Mercury is found in small quantities throughout the environment. It is released by the breakdown of minerals in rocks and soils and as a byproduct of fossil fuel combustion and waste incineration. It is inhaled with the air that we breathe, absorbed through the skin, and ingested with food. Mercury is also used in some mirror coatings, pharmaceuticals, and agricultural chemicals. Energy efficient compact fluorescent light (CFL) bulbs contain small amounts of mercury, which is also used to make electrical equipment, wire, and switching devices.

The tiny amounts to which the vast majority of people are exposed do not generally cause health concerns. However, people may develop mercury-related symptoms or complications if they are exposed to dangerous concentrations of mercury, such as might be found at a hazardous waste site, or are exposed chronically to mercury over long periods of time, especially if they work with heavy metals on the job.

Exposure to excessive amounts of mercury can be toxic. The amount of mercury absorbed by an individual and its effects on his or her health depends on the type of mercury, its concentration, and the nature of exposure. According to the Agency for Toxic Substances and Disease Registry (ATSDR), very little metallic mercury (less than 0.01%) is absorbed by the body, even if it is swallowed. However, if the same mercury is inhaled as a vapor, about 80% is absorbed into the bloodstream.

About 95% of methyl mercury, which is the type found in fish and other seafood, is absorbed by the digestive tract. The most common source of human exposure to methyl mercury is as consumption of contaminated seafood. Fish that come from contaminated waters and large predator fish that have eaten smaller fish may have significantly increased levels of methyl mercury.

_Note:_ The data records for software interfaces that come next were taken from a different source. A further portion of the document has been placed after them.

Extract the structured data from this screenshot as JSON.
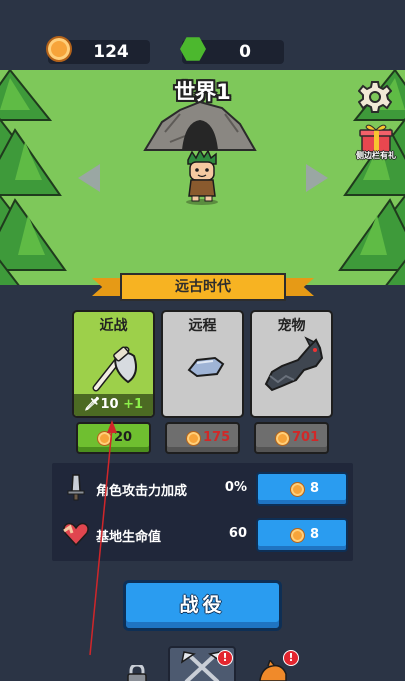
{
  "resources": {
    "coins": "124",
    "gems": "0"
  },
  "world": {
    "title": "世界1",
    "gift_label": "侧边栏有礼"
  },
  "era": {
    "title": "远古时代"
  },
  "cards": [
    {
      "title": "近战",
      "stat_value": "10",
      "stat_bonus": "+1",
      "price": "20",
      "state": "active"
    },
    {
      "title": "远程",
      "price": "175",
      "state": "locked"
    },
    {
      "title": "宠物",
      "price": "701",
      "state": "locked"
    }
  ],
  "stats": [
    {
      "label": "角色攻击力加成",
      "value": "0%",
      "cost": "8",
      "icon": "sword-icon"
    },
    {
      "label": "基地生命值",
      "value": "60",
      "cost": "8",
      "icon": "heart-icon"
    }
  ],
  "campaign": {
    "label": "战役"
  },
  "nav": {
    "alert_weapons": "!",
    "alert_pet": "!"
  },
  "colors": {
    "background": "#2b3445",
    "grass": "#7ec85a",
    "accent_blue": "#2a9cf0",
    "active_card": "#9dd04a",
    "banner": "#f7b322",
    "price_red": "#d12828"
  }
}
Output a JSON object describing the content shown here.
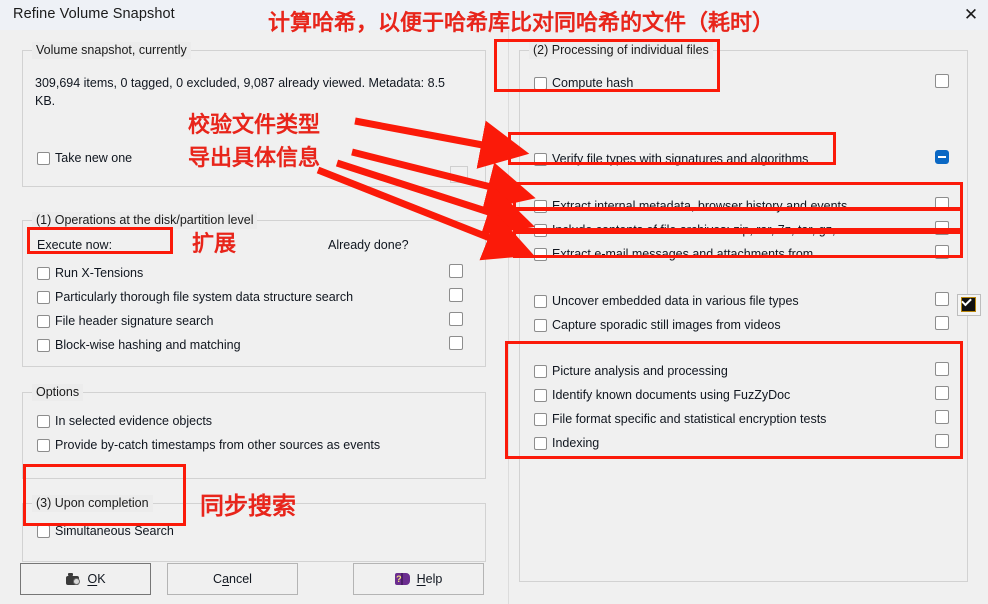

It is important to know the source of the fish that you consume and to limit the quantity of large predator fish eaten.

Once mercury is absorbed, the body may deposit it in a variety of body organs, including the kidneys and brain. The body will slowly rid itself of mercury through the urine and stool, but if an excessive amount accumulates, it can permanently damage the kidneys, nervous system, and brain.

Pregnant women with elevated levels of mercury can pass it on to their unborn baby, affecting development of the baby's brain, kidneys, and nerves especially. Mercury can also be passed from mother to baby through breast milk during nursing.

How is the sample collected for testing?

A blood sample is obtained by inserting a needle into a vein in the arm or a random or 24-hour urine sample may be collected. Rarely, another sample such as hair, breast milk, or nails may be tested.

NOTE: If undergoing medical tests makes you or someone you care for anxious, embarrassed, or even difficult to manage, you might consider reading one or more of the following articles: Coping with Test Pain, Discomfort, and Anxiety, Tips on Blood Testing, Tips to Help Children through Their Medical Tests, and Tips to Help the Elderly through Their Medical Tests.

Another article, Follow That Sample, provides a glimpse at the collection and processing of a blood sample and throat culture.

Is any test preparation needed to ensure the quality of the sample?

No test preparation is needed. Consult your healthcare provider or laboratory about urine collection to avoid sample contamination.